Twenty-three of the investigations included descriptions of failures that contributed to the outbreak. In nearly half, more than one type of failure was identified.
- About 2 in 3 (65 percent) were due to process failures, such as not having a Legionella water management program.
- About 1 in 2 (52 percent) were due to human error, such as a hot tub filter not being cleaned or replaced as recommended by the manufacturer.
- About 1 in 3 (35 percent) were due to equipment, such as a disinfection system, not working.
- About 1 in 3 (35 percent) were due to changes in water quality from reasons external to the building itself, like nearby construction.
The CDC has released a new toolkit for building owners and managers: Developing a Water Management Program to Reduce Legionella Growth & Spread in Buildings: A Practical Guide to Implementing Industry Standards. Based on ASHRAE Standard 188, a document for building engineers, the toolkit provides a checklist to help identify if a water management program is needed, examples to help identify where Legionella could grow and spread in a building, and ways to reduce the risk of Legionella contamination.
The toolkit includes:
- A simple yes/no worksheet to determine if an entire building or parts of it are at increased risk for growing and spreading Legionella,
- A basic walkthrough of the elements of a Legionella water management program,
- Scenarios describing common water quality problems and examples of how to respond to them to reduce the risk for Legionella, and
- Special sections and considerations for those who work in healthcare facilities.
Most healthy people do not get Legionnaires’ disease after being exposed to Legionella. People at increased risk of Legionnaire’s disease are 50 years of age or older and have certain risk factors, such as being a current or former smoker, having a chronic lung disease, or having a weakened immune system. Signs and symptoms of Legionnaires’ disease can include cough, muscle aches, high fever, shortness of breath, and headache. Doctors use chest x-rays or physical exams to check for pneumonia. The doctor may also order tests on a patient sample of urine and sputum (phlegm) to determine if a lung infection is caused by Legionella.
“Years of outbreak response have taught us where to find Legionella hot spots,” said Nancy Messonnier, M.D., director of the CDC’s National Center for Immunization and Respiratory Diseases. “The toolkit will help building owners and managers better understand where those hot spots are and put measures in place to reduce the risk of Legionnaires’ disease.”
See the CDC Announcement
Also see the CDC’s Vital Signs report:
Also see the CDC's Toolkit on Developing a Water Management Program to Reduce Legionella Growth and Spread in Buildings
Also see the CDC's Legionella Clearinghouse

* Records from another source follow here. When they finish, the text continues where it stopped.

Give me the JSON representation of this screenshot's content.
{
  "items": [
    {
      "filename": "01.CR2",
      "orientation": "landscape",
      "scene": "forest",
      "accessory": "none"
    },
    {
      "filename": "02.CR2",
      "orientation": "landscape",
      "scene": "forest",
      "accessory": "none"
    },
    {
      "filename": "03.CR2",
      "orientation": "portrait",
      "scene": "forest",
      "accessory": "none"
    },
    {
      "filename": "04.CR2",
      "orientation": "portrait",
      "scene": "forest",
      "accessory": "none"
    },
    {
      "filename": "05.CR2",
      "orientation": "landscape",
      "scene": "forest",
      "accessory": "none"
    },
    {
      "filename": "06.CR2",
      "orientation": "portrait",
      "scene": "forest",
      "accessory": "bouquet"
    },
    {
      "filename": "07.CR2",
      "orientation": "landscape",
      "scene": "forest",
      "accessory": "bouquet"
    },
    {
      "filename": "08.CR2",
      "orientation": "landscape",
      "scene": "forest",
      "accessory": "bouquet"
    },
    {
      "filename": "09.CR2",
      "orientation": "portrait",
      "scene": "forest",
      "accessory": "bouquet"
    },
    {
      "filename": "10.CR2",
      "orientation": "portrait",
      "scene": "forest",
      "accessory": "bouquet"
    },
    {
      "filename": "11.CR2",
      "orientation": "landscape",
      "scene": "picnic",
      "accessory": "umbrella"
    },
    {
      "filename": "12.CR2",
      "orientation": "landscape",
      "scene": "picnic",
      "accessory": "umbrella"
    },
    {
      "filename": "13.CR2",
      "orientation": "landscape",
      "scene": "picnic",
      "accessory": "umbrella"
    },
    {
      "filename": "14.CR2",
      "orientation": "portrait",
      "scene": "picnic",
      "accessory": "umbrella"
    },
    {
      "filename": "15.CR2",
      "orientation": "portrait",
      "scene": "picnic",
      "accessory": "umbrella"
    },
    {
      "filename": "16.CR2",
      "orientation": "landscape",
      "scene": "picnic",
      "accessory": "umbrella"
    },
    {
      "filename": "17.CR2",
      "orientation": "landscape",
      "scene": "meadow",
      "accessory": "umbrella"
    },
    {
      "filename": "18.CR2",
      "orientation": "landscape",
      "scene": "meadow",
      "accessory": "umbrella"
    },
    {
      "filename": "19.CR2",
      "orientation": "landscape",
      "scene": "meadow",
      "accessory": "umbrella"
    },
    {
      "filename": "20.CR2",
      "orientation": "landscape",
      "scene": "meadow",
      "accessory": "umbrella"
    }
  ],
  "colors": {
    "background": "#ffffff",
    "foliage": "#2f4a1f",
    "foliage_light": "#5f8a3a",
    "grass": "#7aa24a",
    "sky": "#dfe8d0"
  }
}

See also Medical Law Perspectives, June 2016 Report: How Risky Is Going to the Hospital? The Dangers and Liabilities of Healthcare-Associated Infections
See also Medical Law Perspectives, December 2015 Report: Pneumonia Complications, Hospitalizations, Deaths: Risks and Liabilities